Meet our Trustee, Elsa

    Elsa Gezahegn King has been a trustee on our UK board for six years. She has a background in girls and womens equality working in both Ethiopia and the UK and provides vital support and guidance to the Together We Learn teams on approaches to girls’ education, working effectively with communities, and much more besides!

    Elsa was interviewed for our most recent School Links newsletter, read on to see what she shared.

    Elsa (centre) with supporters at our event in London, July 2023 (Photo by Lucille Flood)

    How does your own experience of education influence the work you do as a trustee?

    For me, education is really important to make sure children, especially girls, have choices in later life. I’m not from a particularly well-off family and grew up in the poorest area of Addis Ababa but my parents were able to pay for an affordable government subsidised school. This meant that there were 70-80 children in my class (compared to 30 in private schools and up to 100 in government schools).

    As you can imagine, in this situation it can be challenging to get all the support you need from teachers so it all depends on you to learn, understand and succeed in your studies. Secondary school was no different but I worked really hard and was lucky enough to pass the Ethiopian School Leaving Exam and was selected to study accounting in Addis Ababa Commercial College. Education has given me choices in life, and I want all children, particularly those with multiple disadvantages to have the same opportunity. I have been working in the charity sector both in Ethiopia and the UK for the last two decades and my commitment as a trustee at Together We Learn helps me to contribute to this.

    Tell us about your passion project

      A few years ago, I was involved in a project tackling the impact of child marriage in Gonder area; in this project I worked with about 15 child mothers and child brides who taught me a lot about the impact of poverty and lack of education. These women were so determined to use their capacity to prevent other girls from being child brides. Therefore, they set up a women’s network called ልጅነቴ – my childhood. After the original funder phased out, I was very grateful Together We Learn secured funding to continue supporting the project for a few more years!

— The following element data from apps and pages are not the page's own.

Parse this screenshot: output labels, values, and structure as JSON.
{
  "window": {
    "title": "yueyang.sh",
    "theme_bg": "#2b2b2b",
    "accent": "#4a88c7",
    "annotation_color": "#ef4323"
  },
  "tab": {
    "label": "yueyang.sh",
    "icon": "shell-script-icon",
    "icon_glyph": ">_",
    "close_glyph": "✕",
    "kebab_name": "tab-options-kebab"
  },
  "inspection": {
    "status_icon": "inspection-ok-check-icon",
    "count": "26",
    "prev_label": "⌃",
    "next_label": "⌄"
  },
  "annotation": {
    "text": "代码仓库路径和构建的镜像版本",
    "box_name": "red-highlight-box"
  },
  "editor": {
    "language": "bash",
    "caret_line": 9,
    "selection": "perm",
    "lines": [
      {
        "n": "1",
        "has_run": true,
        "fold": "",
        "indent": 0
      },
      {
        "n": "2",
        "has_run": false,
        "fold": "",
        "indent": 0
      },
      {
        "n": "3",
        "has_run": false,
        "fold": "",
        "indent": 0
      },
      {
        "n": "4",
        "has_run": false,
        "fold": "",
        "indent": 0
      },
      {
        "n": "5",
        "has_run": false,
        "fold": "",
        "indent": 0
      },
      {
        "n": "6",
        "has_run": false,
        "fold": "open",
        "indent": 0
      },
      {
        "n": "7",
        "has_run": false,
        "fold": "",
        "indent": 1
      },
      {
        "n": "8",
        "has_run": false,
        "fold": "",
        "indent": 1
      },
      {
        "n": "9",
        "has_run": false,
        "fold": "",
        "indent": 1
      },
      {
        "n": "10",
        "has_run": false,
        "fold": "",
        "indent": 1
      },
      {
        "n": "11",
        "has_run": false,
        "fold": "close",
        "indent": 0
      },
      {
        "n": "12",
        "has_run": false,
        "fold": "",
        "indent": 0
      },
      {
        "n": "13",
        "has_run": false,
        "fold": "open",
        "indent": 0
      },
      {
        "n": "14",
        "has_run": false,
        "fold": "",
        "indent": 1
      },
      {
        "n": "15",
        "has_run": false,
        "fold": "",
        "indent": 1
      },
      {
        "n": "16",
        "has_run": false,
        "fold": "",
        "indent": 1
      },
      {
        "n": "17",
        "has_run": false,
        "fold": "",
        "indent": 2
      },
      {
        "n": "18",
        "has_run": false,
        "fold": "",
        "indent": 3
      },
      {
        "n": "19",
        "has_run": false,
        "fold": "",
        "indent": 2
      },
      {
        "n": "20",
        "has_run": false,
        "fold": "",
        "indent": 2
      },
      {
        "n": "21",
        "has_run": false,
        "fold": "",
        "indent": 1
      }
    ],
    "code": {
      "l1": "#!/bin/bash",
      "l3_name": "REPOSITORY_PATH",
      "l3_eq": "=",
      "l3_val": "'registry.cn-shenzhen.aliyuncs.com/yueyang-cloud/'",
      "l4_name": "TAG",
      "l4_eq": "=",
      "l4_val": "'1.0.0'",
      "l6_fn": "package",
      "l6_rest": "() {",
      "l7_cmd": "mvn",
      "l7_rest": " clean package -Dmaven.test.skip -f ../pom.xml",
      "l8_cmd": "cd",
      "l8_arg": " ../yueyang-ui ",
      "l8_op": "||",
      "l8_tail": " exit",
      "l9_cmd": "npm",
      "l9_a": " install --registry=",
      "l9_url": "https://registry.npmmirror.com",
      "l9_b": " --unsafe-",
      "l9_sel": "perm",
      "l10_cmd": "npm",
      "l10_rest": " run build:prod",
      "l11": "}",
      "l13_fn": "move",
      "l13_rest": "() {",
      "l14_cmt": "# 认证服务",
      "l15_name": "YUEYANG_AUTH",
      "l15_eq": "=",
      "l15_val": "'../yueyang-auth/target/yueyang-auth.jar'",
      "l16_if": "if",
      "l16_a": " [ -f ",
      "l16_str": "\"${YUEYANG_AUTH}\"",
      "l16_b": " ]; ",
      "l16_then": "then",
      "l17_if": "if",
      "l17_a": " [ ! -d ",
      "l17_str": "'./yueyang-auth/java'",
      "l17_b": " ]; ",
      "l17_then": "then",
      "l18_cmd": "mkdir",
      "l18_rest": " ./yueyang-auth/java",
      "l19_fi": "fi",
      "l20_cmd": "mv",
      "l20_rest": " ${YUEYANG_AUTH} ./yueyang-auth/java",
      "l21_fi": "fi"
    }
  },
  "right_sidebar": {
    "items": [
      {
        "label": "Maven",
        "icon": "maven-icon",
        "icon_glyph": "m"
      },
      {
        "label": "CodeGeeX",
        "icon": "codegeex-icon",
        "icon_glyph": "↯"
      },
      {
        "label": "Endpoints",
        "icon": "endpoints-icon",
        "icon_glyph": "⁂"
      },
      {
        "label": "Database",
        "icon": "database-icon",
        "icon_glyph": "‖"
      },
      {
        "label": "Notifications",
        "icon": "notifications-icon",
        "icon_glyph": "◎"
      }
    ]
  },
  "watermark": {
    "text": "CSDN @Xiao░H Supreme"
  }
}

      Together We Learn doesn’t just provide the school materials which children need, it also provides social, medical and nutrition support for the whole family. This helps the children to stay in school rather than being forced to leave school to financially support their family. When working with young women, I have learned that most of them had access to primary education but since there are no secondary schools in their local areas, the parents have to make the decision whether they can afford to send their children to the nearest big town or city. Sadly, they have to choose between their children and mainly boys are preferred to girls to continue their secondary education. The girl is often left behind to help with house chores. Her family then decides to marry her off at an early age – as young as 11 years old – to secure her future and have a family of her own. What choice does she have? That’s why I believe all children deserve opportunities in education.

      What has been the impact of the recent conflict in Ethiopia on the children in our link schools?

        I can’t exactly say that I completely understand what it feels like living in the areas of Ethiopia affected by conflict and how hard life must be for the children at this time as I have been living in the UK for nearly twenty years. But I can relate to the impact of war and conflict in education from my childhood when there was a civil war between the then Derg regime and EPRDF. There were times we had to stay at home for months to be safe with limited learning resources.

        Although we were children, the situation affected us emotionally, psychologically and (in some cases) physically. In times of conflict, there are frequent power and internet cuts which limits children’s study time. They won’t even be allowed to play outside. Conflict means that families won’t have as many choices so we might see children dropping out of school. Together We Learn’s continued support is making a huge difference to children.

        Since the start of the conflict we have seen children and young people in Ethiopia having to leave education. If you are interested in sponsoring a student, contact our Sponsorship Coordinator, Elle Harris – [email protected].

        Together We Learn - Ethiopia